_Exercise description:_ Go through the entries and copy every line that has the string "input" in it.

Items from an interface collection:
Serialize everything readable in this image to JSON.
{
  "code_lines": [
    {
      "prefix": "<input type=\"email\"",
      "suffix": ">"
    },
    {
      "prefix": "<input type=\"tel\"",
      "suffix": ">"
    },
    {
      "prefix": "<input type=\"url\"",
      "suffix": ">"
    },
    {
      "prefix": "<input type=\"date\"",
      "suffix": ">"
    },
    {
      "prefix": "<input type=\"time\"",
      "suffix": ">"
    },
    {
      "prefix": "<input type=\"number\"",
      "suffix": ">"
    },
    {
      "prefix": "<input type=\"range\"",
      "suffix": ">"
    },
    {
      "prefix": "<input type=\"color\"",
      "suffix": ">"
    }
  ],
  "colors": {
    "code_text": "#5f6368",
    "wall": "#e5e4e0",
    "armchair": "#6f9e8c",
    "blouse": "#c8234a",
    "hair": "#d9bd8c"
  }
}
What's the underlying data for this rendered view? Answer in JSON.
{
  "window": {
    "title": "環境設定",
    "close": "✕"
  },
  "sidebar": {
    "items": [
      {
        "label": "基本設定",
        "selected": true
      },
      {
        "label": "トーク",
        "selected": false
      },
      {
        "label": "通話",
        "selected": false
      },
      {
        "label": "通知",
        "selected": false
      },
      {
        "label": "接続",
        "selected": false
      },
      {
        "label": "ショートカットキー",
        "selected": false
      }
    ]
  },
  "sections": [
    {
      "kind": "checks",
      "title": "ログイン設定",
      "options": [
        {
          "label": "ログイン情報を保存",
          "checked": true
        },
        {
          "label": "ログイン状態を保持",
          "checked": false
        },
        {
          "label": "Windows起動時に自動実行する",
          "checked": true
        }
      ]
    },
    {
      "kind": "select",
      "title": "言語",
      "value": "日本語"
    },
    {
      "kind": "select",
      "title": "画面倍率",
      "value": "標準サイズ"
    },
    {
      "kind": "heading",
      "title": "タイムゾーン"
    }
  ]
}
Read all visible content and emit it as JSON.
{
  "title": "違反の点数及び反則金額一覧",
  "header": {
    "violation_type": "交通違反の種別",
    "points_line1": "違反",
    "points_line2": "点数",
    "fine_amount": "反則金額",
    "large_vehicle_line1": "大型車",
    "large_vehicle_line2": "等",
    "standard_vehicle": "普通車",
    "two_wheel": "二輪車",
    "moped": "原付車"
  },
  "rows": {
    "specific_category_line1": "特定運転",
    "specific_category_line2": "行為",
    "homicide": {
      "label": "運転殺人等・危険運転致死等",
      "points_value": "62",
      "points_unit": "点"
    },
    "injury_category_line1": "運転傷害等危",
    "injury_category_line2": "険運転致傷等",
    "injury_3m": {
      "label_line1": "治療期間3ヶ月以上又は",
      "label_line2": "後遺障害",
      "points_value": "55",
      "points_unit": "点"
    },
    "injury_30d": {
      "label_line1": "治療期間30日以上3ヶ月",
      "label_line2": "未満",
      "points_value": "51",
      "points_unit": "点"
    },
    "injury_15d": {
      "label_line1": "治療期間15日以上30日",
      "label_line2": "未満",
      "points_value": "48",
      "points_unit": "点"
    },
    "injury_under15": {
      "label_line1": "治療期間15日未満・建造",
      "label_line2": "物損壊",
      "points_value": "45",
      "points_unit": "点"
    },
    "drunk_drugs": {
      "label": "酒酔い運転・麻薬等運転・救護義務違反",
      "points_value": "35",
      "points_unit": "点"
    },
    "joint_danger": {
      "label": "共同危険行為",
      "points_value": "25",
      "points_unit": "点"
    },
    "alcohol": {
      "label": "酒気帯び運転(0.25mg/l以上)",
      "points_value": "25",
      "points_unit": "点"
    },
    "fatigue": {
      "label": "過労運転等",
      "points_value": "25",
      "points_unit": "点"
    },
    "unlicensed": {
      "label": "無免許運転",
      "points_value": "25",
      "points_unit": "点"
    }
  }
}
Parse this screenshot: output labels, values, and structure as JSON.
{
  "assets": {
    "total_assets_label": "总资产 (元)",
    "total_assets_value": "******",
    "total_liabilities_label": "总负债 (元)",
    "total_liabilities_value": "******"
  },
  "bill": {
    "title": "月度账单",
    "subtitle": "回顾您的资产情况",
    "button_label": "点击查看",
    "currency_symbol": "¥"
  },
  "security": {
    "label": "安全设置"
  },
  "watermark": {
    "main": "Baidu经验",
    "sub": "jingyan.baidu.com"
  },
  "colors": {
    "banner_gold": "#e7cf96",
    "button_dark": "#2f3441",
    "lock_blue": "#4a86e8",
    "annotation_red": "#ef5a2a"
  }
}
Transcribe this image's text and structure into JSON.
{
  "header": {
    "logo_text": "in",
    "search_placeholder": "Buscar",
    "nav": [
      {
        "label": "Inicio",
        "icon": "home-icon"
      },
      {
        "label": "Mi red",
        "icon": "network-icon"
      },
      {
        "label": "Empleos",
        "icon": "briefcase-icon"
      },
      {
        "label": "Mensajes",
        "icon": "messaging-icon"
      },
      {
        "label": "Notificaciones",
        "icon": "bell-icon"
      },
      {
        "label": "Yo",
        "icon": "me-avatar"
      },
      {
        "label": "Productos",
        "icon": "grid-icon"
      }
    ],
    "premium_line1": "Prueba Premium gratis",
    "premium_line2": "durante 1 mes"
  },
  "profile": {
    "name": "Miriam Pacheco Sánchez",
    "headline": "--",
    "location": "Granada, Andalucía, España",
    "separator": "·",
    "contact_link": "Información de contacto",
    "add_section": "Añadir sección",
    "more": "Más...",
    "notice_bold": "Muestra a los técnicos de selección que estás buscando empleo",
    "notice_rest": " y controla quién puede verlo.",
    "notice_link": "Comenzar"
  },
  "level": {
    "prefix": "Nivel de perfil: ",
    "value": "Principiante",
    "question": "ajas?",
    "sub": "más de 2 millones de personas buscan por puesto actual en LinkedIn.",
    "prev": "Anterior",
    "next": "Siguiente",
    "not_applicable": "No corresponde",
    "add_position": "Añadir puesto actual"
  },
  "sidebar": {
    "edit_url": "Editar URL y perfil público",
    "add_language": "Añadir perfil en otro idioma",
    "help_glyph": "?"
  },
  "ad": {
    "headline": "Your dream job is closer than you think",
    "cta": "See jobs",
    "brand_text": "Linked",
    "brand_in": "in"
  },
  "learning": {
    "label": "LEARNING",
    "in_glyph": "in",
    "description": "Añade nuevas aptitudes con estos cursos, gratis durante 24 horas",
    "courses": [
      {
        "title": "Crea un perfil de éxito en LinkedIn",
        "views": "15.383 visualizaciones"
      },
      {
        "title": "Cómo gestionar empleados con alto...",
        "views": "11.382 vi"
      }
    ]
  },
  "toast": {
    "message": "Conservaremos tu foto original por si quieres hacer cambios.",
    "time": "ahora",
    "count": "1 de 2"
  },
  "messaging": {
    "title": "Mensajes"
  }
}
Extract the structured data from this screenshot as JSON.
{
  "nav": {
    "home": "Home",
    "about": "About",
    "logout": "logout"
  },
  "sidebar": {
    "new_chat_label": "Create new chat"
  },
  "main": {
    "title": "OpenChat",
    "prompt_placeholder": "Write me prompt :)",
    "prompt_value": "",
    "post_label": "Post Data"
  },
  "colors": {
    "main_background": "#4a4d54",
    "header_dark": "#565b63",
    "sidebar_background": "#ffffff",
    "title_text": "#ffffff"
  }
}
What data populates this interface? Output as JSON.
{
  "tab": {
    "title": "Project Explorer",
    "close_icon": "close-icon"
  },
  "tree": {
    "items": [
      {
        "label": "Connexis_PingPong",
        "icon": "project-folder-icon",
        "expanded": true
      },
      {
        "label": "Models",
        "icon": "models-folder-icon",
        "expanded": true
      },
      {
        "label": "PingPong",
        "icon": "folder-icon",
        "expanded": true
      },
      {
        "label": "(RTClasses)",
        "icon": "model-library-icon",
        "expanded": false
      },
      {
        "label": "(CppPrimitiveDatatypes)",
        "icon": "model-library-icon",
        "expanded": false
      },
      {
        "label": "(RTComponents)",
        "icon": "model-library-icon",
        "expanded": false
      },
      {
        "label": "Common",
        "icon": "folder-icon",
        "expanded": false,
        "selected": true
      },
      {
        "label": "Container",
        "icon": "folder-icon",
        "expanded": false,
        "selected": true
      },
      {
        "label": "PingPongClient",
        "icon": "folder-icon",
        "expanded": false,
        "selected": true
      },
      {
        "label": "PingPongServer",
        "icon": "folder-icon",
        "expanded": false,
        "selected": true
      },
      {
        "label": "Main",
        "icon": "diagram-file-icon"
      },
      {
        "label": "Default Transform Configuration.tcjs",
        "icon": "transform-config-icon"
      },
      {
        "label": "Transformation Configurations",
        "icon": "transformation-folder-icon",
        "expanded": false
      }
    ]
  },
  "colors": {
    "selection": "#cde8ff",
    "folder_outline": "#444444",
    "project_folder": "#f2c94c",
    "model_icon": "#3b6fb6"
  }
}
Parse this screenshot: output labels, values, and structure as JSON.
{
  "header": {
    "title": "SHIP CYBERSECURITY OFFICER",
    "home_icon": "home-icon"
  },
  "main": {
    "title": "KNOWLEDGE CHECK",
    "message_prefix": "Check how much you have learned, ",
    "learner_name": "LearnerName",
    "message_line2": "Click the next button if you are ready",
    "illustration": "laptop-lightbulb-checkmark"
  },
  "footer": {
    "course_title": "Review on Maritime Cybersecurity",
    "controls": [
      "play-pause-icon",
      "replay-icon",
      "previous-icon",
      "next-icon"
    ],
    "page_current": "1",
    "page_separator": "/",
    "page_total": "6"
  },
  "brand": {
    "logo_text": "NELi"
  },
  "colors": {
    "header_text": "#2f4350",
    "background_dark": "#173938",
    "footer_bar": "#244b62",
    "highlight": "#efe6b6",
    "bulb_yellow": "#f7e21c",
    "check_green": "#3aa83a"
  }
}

_Result of the task:_
      "prefix": "<input type=\"email\"",
      "prefix": "<input type=\"tel\"",
      "prefix": "<input type=\"url\"",
      "prefix": "<input type=\"date\"",
      "prefix": "<input type=\"time\"",
      "prefix": "<input type=\"number\"",
      "prefix": "<input type=\"range\"",
      "prefix": "<input type=\"color\"",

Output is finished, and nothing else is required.